---------- DATA SHOWN ----------

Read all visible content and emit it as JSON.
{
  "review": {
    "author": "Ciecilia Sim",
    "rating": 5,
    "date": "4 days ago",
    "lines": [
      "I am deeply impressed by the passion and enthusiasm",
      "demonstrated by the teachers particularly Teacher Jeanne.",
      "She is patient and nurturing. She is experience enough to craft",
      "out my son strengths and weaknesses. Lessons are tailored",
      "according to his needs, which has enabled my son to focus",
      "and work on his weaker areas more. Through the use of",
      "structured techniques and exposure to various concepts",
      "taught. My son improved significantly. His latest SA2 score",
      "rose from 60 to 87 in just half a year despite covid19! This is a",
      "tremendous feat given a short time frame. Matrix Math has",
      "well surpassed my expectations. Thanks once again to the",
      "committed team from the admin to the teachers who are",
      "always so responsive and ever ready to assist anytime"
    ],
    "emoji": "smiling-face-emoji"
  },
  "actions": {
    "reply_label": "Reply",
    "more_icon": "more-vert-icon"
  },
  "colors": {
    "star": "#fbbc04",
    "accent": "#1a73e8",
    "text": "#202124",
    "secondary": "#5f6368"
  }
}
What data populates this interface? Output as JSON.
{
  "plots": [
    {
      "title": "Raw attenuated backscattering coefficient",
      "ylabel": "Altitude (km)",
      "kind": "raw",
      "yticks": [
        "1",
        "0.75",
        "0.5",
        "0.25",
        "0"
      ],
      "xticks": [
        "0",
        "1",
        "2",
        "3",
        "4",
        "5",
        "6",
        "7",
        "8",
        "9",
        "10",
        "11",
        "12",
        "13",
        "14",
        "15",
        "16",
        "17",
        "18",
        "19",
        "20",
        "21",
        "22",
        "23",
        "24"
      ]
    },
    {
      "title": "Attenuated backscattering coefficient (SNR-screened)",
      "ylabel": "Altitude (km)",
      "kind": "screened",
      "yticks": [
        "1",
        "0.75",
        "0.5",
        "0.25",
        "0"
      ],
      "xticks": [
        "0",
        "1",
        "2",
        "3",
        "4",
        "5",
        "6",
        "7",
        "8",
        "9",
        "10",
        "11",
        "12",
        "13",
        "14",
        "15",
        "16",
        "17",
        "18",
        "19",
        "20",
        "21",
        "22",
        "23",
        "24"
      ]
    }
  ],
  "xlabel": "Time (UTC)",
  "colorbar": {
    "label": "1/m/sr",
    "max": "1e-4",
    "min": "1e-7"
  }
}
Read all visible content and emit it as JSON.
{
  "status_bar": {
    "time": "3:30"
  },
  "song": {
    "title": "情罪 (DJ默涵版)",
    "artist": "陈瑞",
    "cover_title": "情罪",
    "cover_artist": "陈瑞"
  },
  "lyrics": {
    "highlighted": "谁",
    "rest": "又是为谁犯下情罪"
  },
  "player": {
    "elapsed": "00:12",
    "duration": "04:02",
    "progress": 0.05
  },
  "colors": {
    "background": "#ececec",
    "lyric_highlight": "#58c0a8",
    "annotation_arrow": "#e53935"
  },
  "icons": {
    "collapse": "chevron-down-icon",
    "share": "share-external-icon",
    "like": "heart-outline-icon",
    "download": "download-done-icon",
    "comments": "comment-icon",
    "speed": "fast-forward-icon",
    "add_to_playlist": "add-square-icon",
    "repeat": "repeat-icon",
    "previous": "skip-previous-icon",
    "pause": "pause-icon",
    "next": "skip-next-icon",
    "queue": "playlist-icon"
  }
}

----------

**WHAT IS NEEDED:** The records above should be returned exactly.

**OUTPUT:**
Read all visible content and emit it as JSON.
{
  "review": {
    "author": "Ciecilia Sim",
    "rating": 5,
    "date": "4 days ago",
    "lines": [
      "I am deeply impressed by the passion and enthusiasm",
      "demonstrated by the teachers particularly Teacher Jeanne.",
      "She is patient and nurturing. She is experience enough to craft",
      "out my son strengths and weaknesses. Lessons are tailored",
      "according to his needs, which has enabled my son to focus",
      "and work on his weaker areas more. Through the use of",
      "structured techniques and exposure to various concepts",
      "taught. My son improved significantly. His latest SA2 score",
      "rose from 60 to 87 in just half a year despite covid19! This is a",
      "tremendous feat given a short time frame. Matrix Math has",
      "well surpassed my expectations. Thanks once again to the",
      "committed team from the admin to the teachers who are",
      "always so responsive and ever ready to assist anytime"
    ],
    "emoji": "smiling-face-emoji"
  },
  "actions": {
    "reply_label": "Reply",
    "more_icon": "more-vert-icon"
  },
  "colors": {
    "star": "#fbbc04",
    "accent": "#1a73e8",
    "text": "#202124",
    "secondary": "#5f6368"
  }
}
What data populates this interface? Output as JSON.
{
  "plots": [
    {
      "title": "Raw attenuated backscattering coefficient",
      "ylabel": "Altitude (km)",
      "kind": "raw",
      "yticks": [
        "1",
        "0.75",
        "0.5",
        "0.25",
        "0"
      ],
      "xticks": [
        "0",
        "1",
        "2",
        "3",
        "4",
        "5",
        "6",
        "7",
        "8",
        "9",
        "10",
        "11",
        "12",
        "13",
        "14",
        "15",
        "16",
        "17",
        "18",
        "19",
        "20",
        "21",
        "22",
        "23",
        "24"
      ]
    },
    {
      "title": "Attenuated backscattering coefficient (SNR-screened)",
      "ylabel": "Altitude (km)",
      "kind": "screened",
      "yticks": [
        "1",
        "0.75",
        "0.5",
        "0.25",
        "0"
      ],
      "xticks": [
        "0",
        "1",
        "2",
        "3",
        "4",
        "5",
        "6",
        "7",
        "8",
        "9",
        "10",
        "11",
        "12",
        "13",
        "14",
        "15",
        "16",
        "17",
        "18",
        "19",
        "20",
        "21",
        "22",
        "23",
        "24"
      ]
    }
  ],
  "xlabel": "Time (UTC)",
  "colorbar": {
    "label": "1/m/sr",
    "max": "1e-4",
    "min": "1e-7"
  }
}
Read all visible content and emit it as JSON.
{
  "status_bar": {
    "time": "3:30"
  },
  "song": {
    "title": "情罪 (DJ默涵版)",
    "artist": "陈瑞",
    "cover_title": "情罪",
    "cover_artist": "陈瑞"
  },
  "lyrics": {
    "highlighted": "谁",
    "rest": "又是为谁犯下情罪"
  },
  "player": {
    "elapsed": "00:12",
    "duration": "04:02",
    "progress": 0.05
  },
  "colors": {
    "background": "#ececec",
    "lyric_highlight": "#58c0a8",
    "annotation_arrow": "#e53935"
  },
  "icons": {
    "collapse": "chevron-down-icon",
    "share": "share-external-icon",
    "like": "heart-outline-icon",
    "download": "download-done-icon",
    "comments": "comment-icon",
    "speed": "fast-forward-icon",
    "add_to_playlist": "add-square-icon",
    "repeat": "repeat-icon",
    "previous": "skip-previous-icon",
    "pause": "pause-icon",
    "next": "skip-next-icon",
    "queue": "playlist-icon"
  }
}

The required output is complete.